- About this exercise
Nothing but the pictures may be dropped; the rest of the listing is to be written out exactly.

- Data to examine
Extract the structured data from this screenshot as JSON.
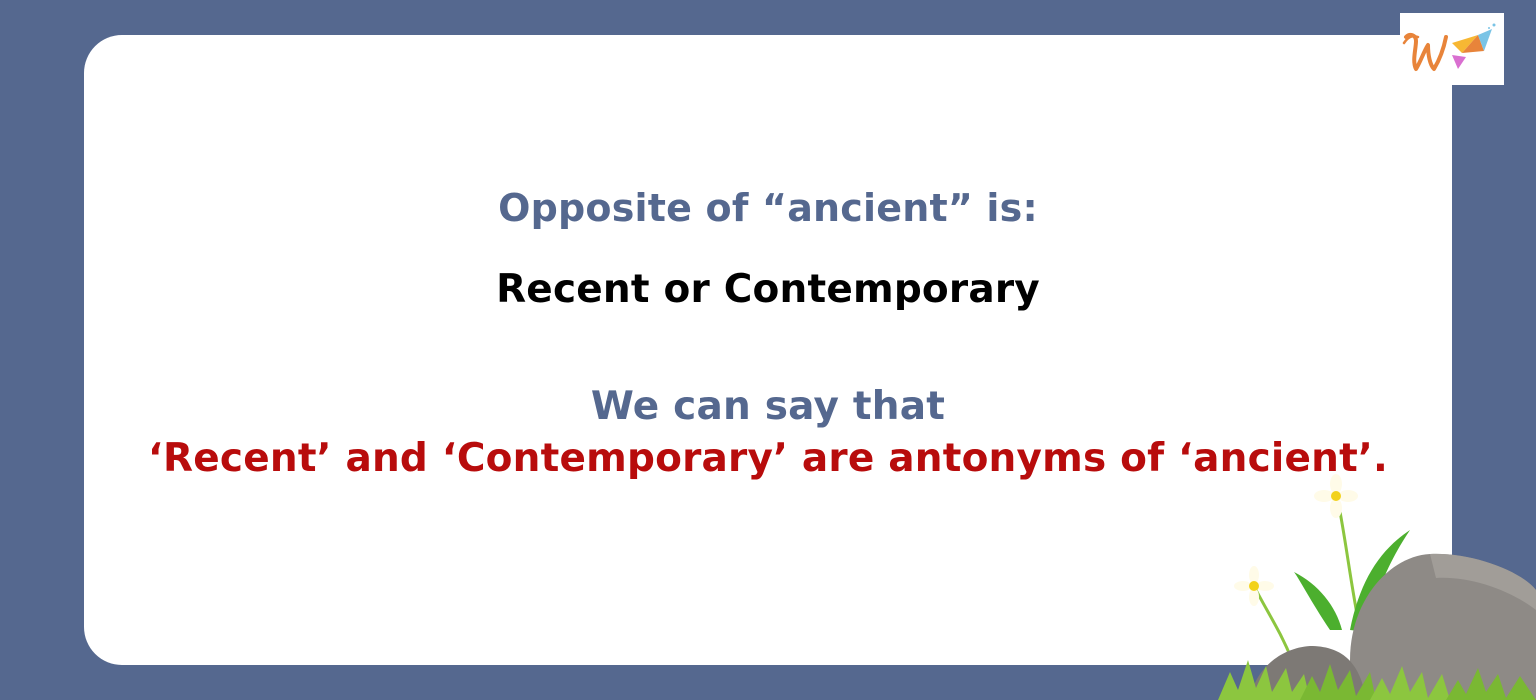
{
  "slide": {
    "heading": "Opposite of “ancient” is:",
    "answer": "Recent or Contemporary",
    "explanation_lead": "We can say that",
    "explanation_statement": "‘Recent’ and ‘Contemporary’ are antonyms of ‘ancient’."
  },
  "logo": {
    "icon": "w-brand-logo-icon",
    "letter_color": "#e8843a",
    "flag_colors": [
      "#f7b733",
      "#e8843a",
      "#7ac4e6",
      "#d96fd0"
    ]
  },
  "decoration": {
    "icons": [
      "rock-icon",
      "grass-icon",
      "flower-icon"
    ]
  },
  "colors": {
    "background": "#55688f",
    "card": "#ffffff",
    "heading": "#55688f",
    "answer": "#000000",
    "statement": "#b80c0c"
  }
}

- Exercise output
Extract the structured data from this screenshot as JSON.
{
  "slide": {
    "heading": "Opposite of “ancient” is:",
    "answer": "Recent or Contemporary",
    "explanation_lead": "We can say that",
    "explanation_statement": "‘Recent’ and ‘Contemporary’ are antonyms of ‘ancient’."
  },
  "logo": {
    "icon": "w-brand-logo-icon",
    "letter_color": "#e8843a",
    "flag_colors": [
      "#f7b733",
      "#e8843a",
      "#7ac4e6",
      "#d96fd0"
    ]
  },
  "decoration": {
    "icons": [
      "rock-icon",
      "grass-icon",
      "flower-icon"
    ]
  },
  "colors": {
    "background": "#55688f",
    "card": "#ffffff",
    "heading": "#55688f",
    "answer": "#000000",
    "statement": "#b80c0c"
  }
}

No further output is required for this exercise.